I think, our last session was the best. We played two games. We laughed a lot. The first was a competition. They enjoyed it very much. They had to find out the second part (in italics) of the following sentences/expressions of the book (some example):
Hale and hearty – One of a dying breed – Take a brisk walk – A bottle of good claret – My aunt and uncle were surprisingly widely and well read – The picture is not for sale
The second game was This or That? (also called Would you rather questions) This or that questions is an amazing talking game where players choose which of two items they prefer. They do not have to give long explanation just quickly choose one of these possibilites.
Clarissa Vigo OR The Countess – Yorkshire OR Cambridge – Theo OR Oliver – keeping the Venetian painting OR selling the Venetian painting – going to the ball where the countess and Lawrence met OR going to the large dinner where the Countess met Clarissa before her honeymoon – whisky OR claret – honeymoon in Venice OR honeymoon anywhere else – meticulous OR does not follow a clear system
They also had to write ”This or That questions” and asked each others.
I can recommend this book for older readers and for those who are the fans of ghost story. (Eser)
It is an enjoyable read on a dark winter’s evening. It is a story within a story or I could say more stories within a story. It is a bit old-fashioned. I found it interesting and held my attention. After reading it, I had just one question in my mind: ”Who gave the painting to Clarissa Vigo?” (Anita)

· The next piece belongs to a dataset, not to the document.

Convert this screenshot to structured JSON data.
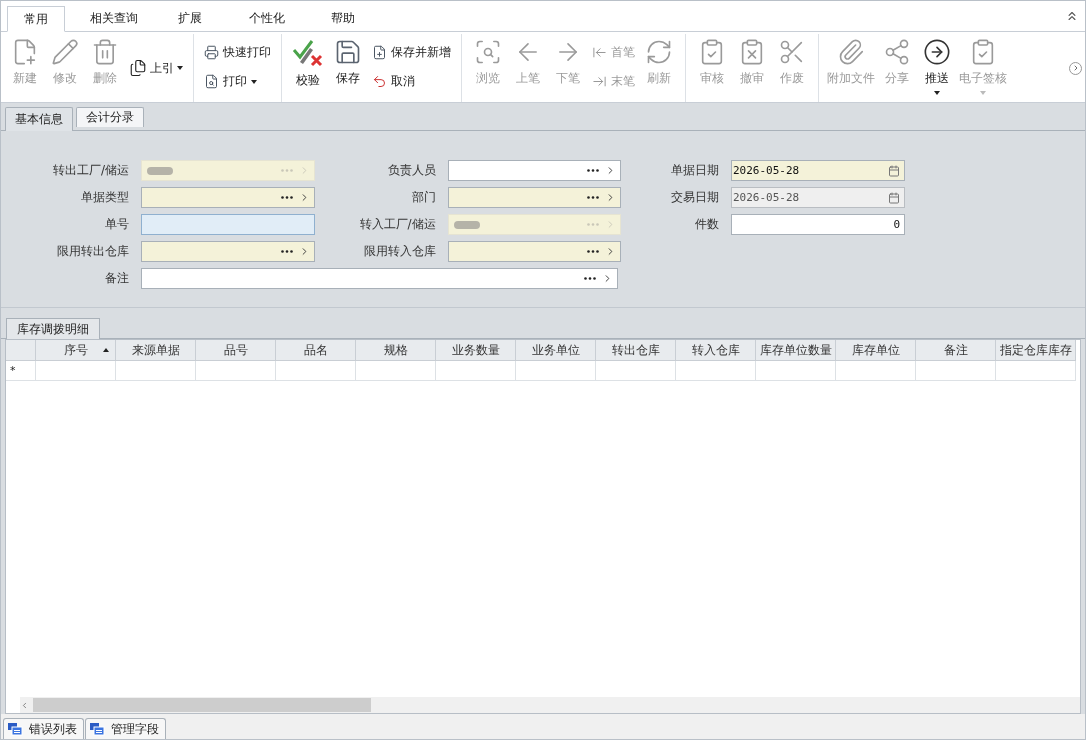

P.S.: I finished this book on an aeroplane. When I closed it and looked up I saw an advertisement on the back of the seat in front of me. I did not understand it. I guess it was in Spanish. What I understood was only this word: VIGO – with capital letters. I made a photo, but it disappeared from my phone. I am sure I made it. I wanted to show it in the Reading Group. Later I found out Vigo is a Spanish island. To be honest, it was scary…